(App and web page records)
⟨
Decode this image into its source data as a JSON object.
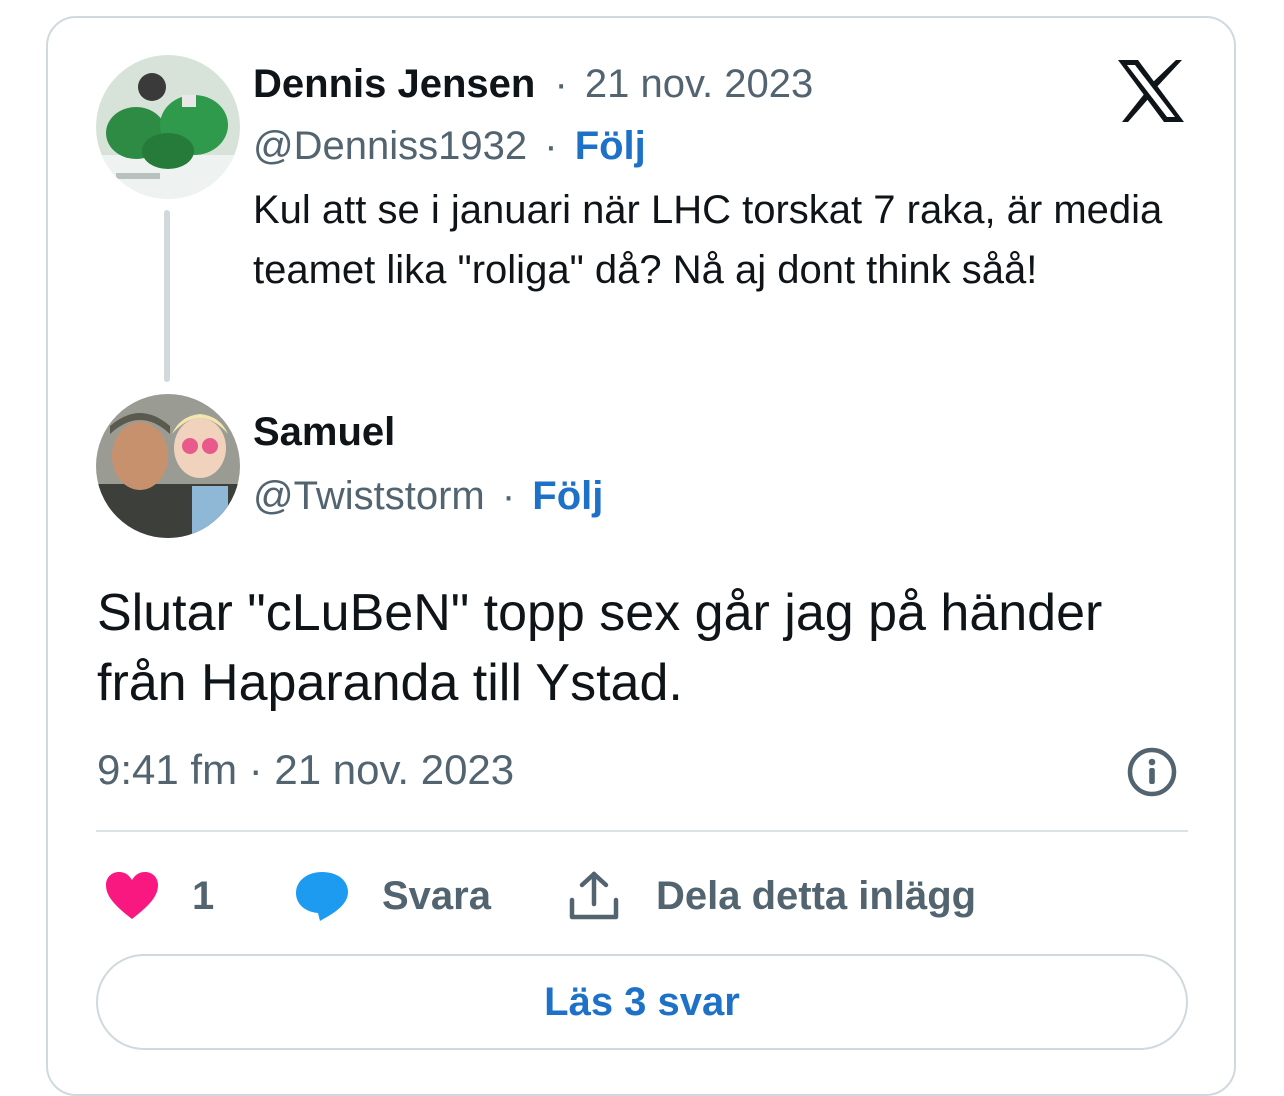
{
  "quoted_post": {
    "author_name": "Dennis Jensen",
    "separator": "·",
    "date": "21 nov. 2023",
    "handle": "@Denniss1932",
    "follow_label": "Följ",
    "text": "Kul att se i januari när LHC torskat 7 raka, är media teamet lika \"roliga\" då? Nå aj dont think såå!",
    "avatar_icon": "hockey-player-avatar"
  },
  "main_post": {
    "author_name": "Samuel",
    "handle": "@Twiststorm",
    "separator": "·",
    "follow_label": "Följ",
    "text": "Slutar \"cLuBeN\" topp sex går jag på händer från Haparanda till Ystad.",
    "timestamp": "9:41 fm · 21 nov. 2023",
    "avatar_icon": "selfie-avatar"
  },
  "actions": {
    "like_count": "1",
    "reply_label": "Svara",
    "share_label": "Dela detta inlägg"
  },
  "read_replies_label": "Läs 3 svar",
  "icons": {
    "brand": "x-logo-icon",
    "info": "info-icon",
    "like": "heart-icon",
    "reply": "speech-bubble-icon",
    "share": "share-upload-icon"
  },
  "colors": {
    "link_blue": "#1d72c8",
    "like_pink": "#f91880",
    "reply_blue": "#1d9bf0",
    "muted_text": "#536471",
    "border": "#cfd9de"
  }
}
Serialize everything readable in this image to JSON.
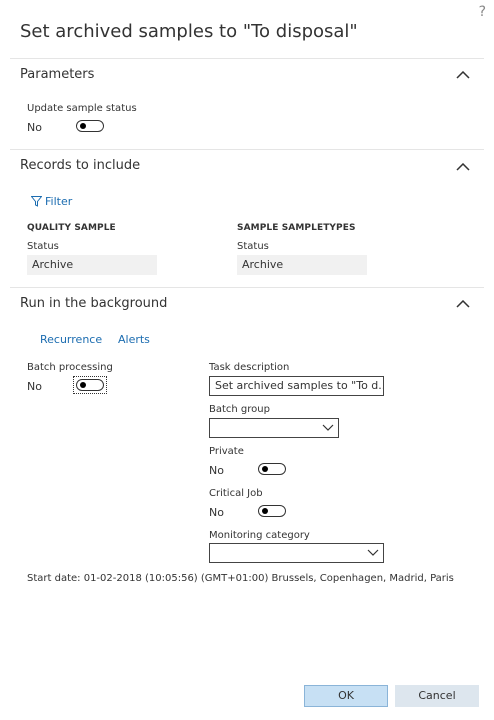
{
  "dialog": {
    "help_glyph": "?",
    "title": "Set archived samples to \"To disposal\""
  },
  "parameters": {
    "heading": "Parameters",
    "update_status_label": "Update sample status",
    "update_status_value": "No"
  },
  "records": {
    "heading": "Records to include",
    "filter_label": "Filter",
    "col1_header": "QUALITY SAMPLE",
    "col1_status_label": "Status",
    "col1_status_value": "Archive",
    "col2_header": "SAMPLE SAMPLETYPES",
    "col2_status_label": "Status",
    "col2_status_value": "Archive"
  },
  "background": {
    "heading": "Run in the background",
    "recurrence_label": "Recurrence",
    "alerts_label": "Alerts",
    "batch_label": "Batch processing",
    "batch_value": "No",
    "task_label": "Task description",
    "task_value": "Set archived samples to \"To d...",
    "batch_group_label": "Batch group",
    "batch_group_value": "",
    "private_label": "Private",
    "private_value": "No",
    "critical_label": "Critical Job",
    "critical_value": "No",
    "monitoring_label": "Monitoring category",
    "monitoring_value": "",
    "start_date": "Start date: 01-02-2018 (10:05:56) (GMT+01:00) Brussels, Copenhagen, Madrid, Paris"
  },
  "footer": {
    "ok_label": "OK",
    "cancel_label": "Cancel"
  },
  "colors": {
    "link": "#1b6cb0",
    "ok_button": "#c7e0f4",
    "cancel_button": "#dde6ee"
  }
}
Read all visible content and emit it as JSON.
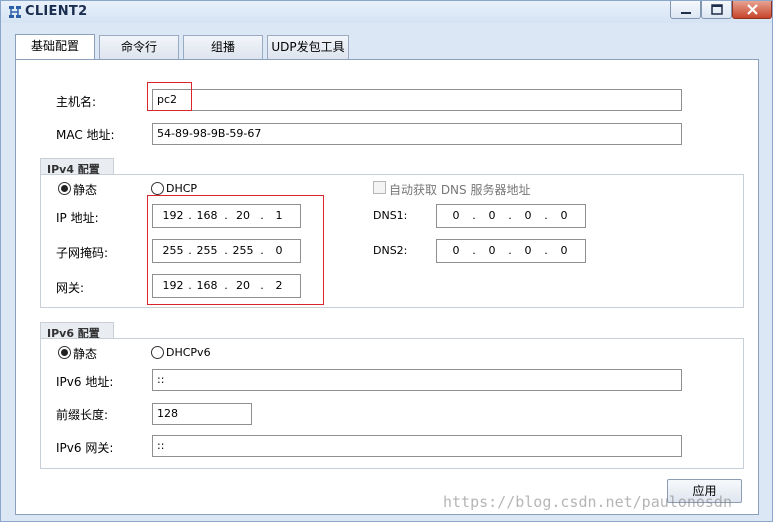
{
  "window": {
    "title": "CLIENT2"
  },
  "tabs": [
    {
      "label": "基础配置",
      "active": true
    },
    {
      "label": "命令行",
      "active": false
    },
    {
      "label": "组播",
      "active": false
    },
    {
      "label": "UDP发包工具",
      "active": false
    }
  ],
  "basic": {
    "hostname_label": "主机名:",
    "hostname_value": "pc2",
    "mac_label": "MAC 地址:",
    "mac_value": "54-89-98-9B-59-67"
  },
  "ipv4": {
    "group_title": "IPv4 配置",
    "static_label": "静态",
    "dhcp_label": "DHCP",
    "mode": "static",
    "auto_dns_label": "自动获取 DNS 服务器地址",
    "auto_dns_checked": false,
    "ip_label": "IP 地址:",
    "ip": [
      "192",
      "168",
      "20",
      "1"
    ],
    "mask_label": "子网掩码:",
    "mask": [
      "255",
      "255",
      "255",
      "0"
    ],
    "gateway_label": "网关:",
    "gateway": [
      "192",
      "168",
      "20",
      "2"
    ],
    "dns1_label": "DNS1:",
    "dns1": [
      "0",
      "0",
      "0",
      "0"
    ],
    "dns2_label": "DNS2:",
    "dns2": [
      "0",
      "0",
      "0",
      "0"
    ]
  },
  "ipv6": {
    "group_title": "IPv6 配置",
    "static_label": "静态",
    "dhcp_label": "DHCPv6",
    "mode": "static",
    "ip_label": "IPv6 地址:",
    "ip_value": "::",
    "prefix_label": "前缀长度:",
    "prefix_value": "128",
    "gateway_label": "IPv6 网关:",
    "gateway_value": "::"
  },
  "actions": {
    "apply_label": "应用"
  },
  "watermark": "https://blog.csdn.net/paulonosdn",
  "colors": {
    "highlight": "#d8262c",
    "window_bg": "#dbe7f5"
  }
}
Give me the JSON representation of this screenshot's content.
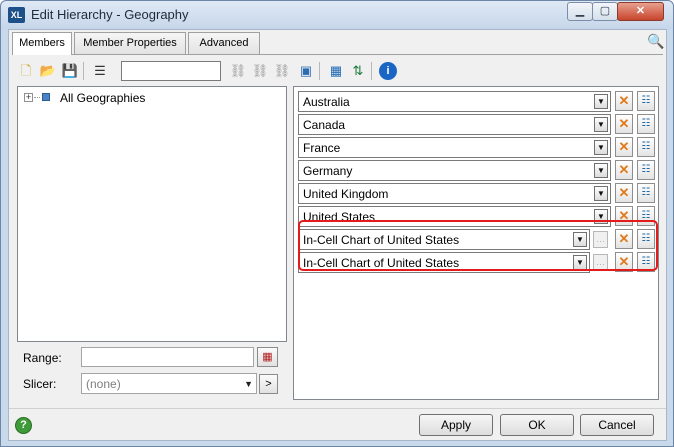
{
  "window": {
    "app_icon": "XL",
    "title": "Edit Hierarchy - Geography",
    "minimize_glyph": "▁",
    "maximize_glyph": "▢",
    "close_glyph": "✕"
  },
  "tabs": [
    {
      "label": "Members",
      "active": true
    },
    {
      "label": "Member Properties",
      "active": false
    },
    {
      "label": "Advanced",
      "active": false
    }
  ],
  "toolbar": {
    "icons": [
      "new-icon",
      "open-icon",
      "save-icon",
      "tree-icon",
      "search-field",
      "link-icon",
      "link-add-icon",
      "link-remove-icon",
      "browse-icon",
      "calendar-icon",
      "sort-icon",
      "info-icon"
    ],
    "search_value": ""
  },
  "tree": {
    "root_label": "All Geographies",
    "expander": "+"
  },
  "range": {
    "label": "Range:",
    "value": ""
  },
  "slicer": {
    "label": "Slicer:",
    "value": "(none)",
    "go_glyph": ">"
  },
  "members": [
    {
      "label": "Australia"
    },
    {
      "label": "Canada"
    },
    {
      "label": "France"
    },
    {
      "label": "Germany"
    },
    {
      "label": "United Kingdom"
    },
    {
      "label": "United States"
    },
    {
      "label": "In-Cell Chart of United States"
    },
    {
      "label": "In-Cell Chart of United States"
    }
  ],
  "buttons": {
    "help": "?",
    "apply": "Apply",
    "ok": "OK",
    "cancel": "Cancel"
  },
  "colors": {
    "highlight": "#e41b1b",
    "delete_icon": "#e07a1d",
    "title_bar": "#c6d6ea"
  }
}
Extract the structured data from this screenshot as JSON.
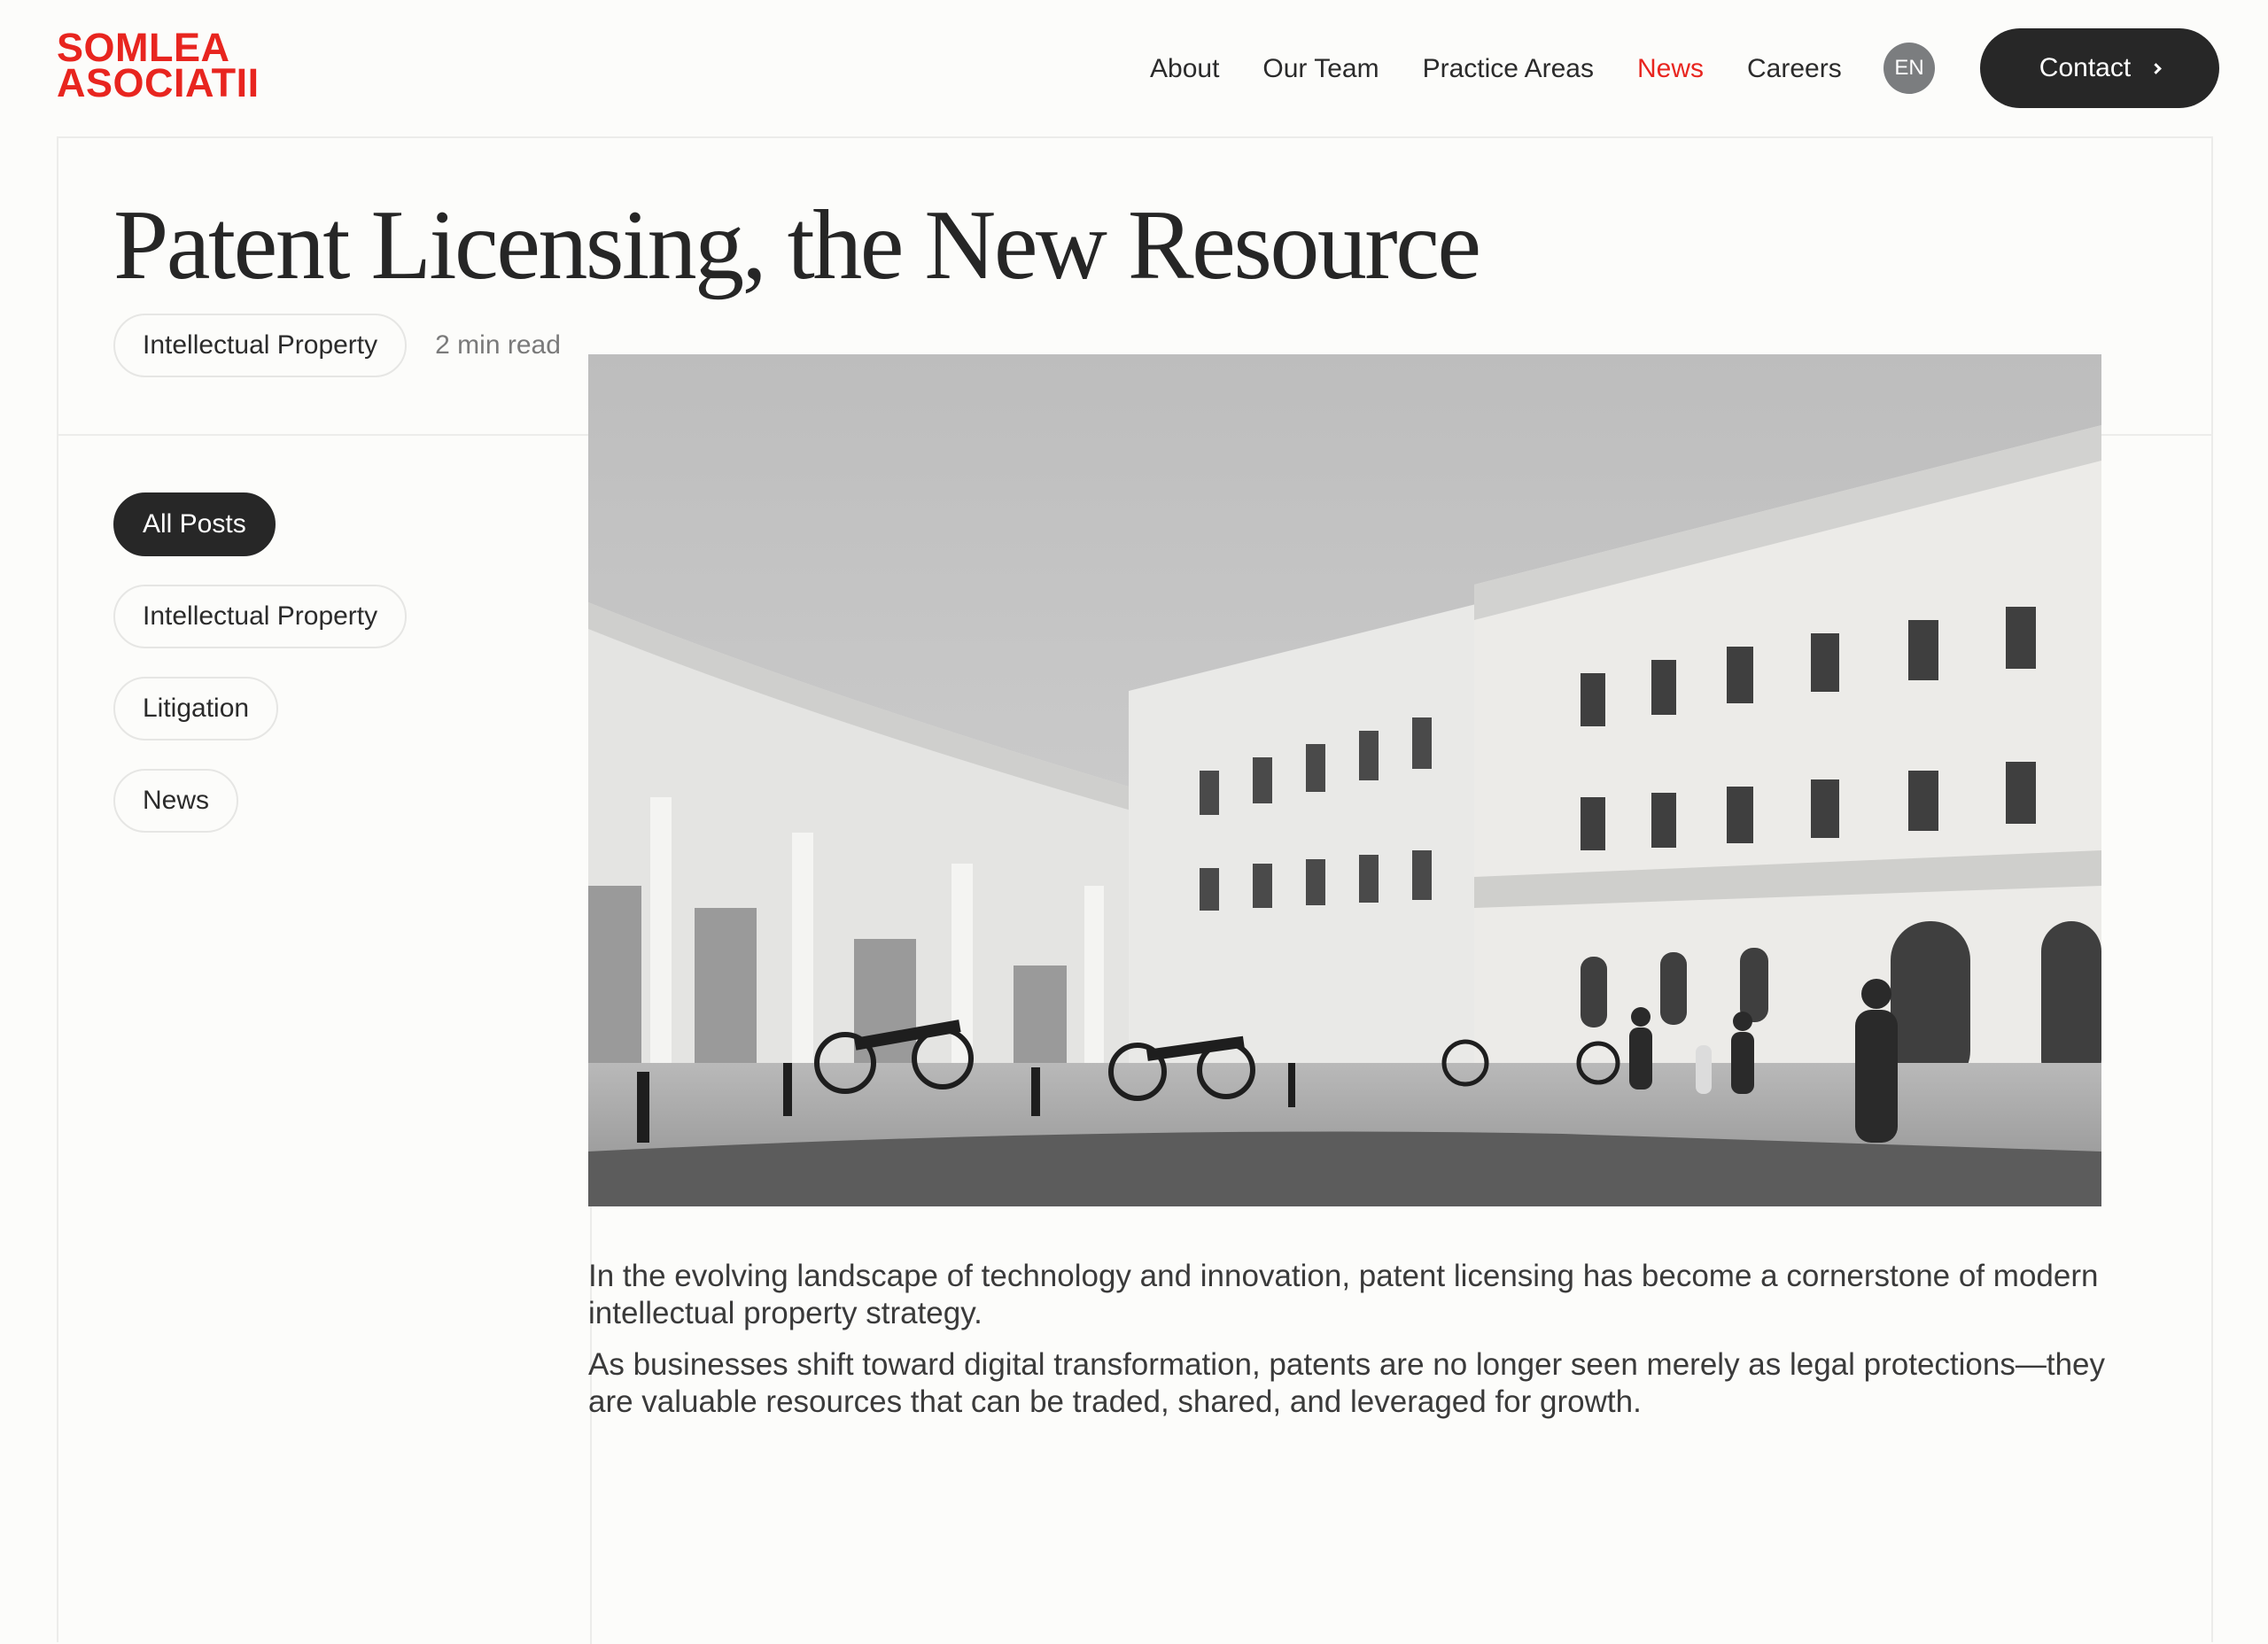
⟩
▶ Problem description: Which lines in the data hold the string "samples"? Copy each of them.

▶ Response to this task:
    "title": "Set archived samples to \"To disposal\""
    "task_value": "Set archived samples to \"To d...",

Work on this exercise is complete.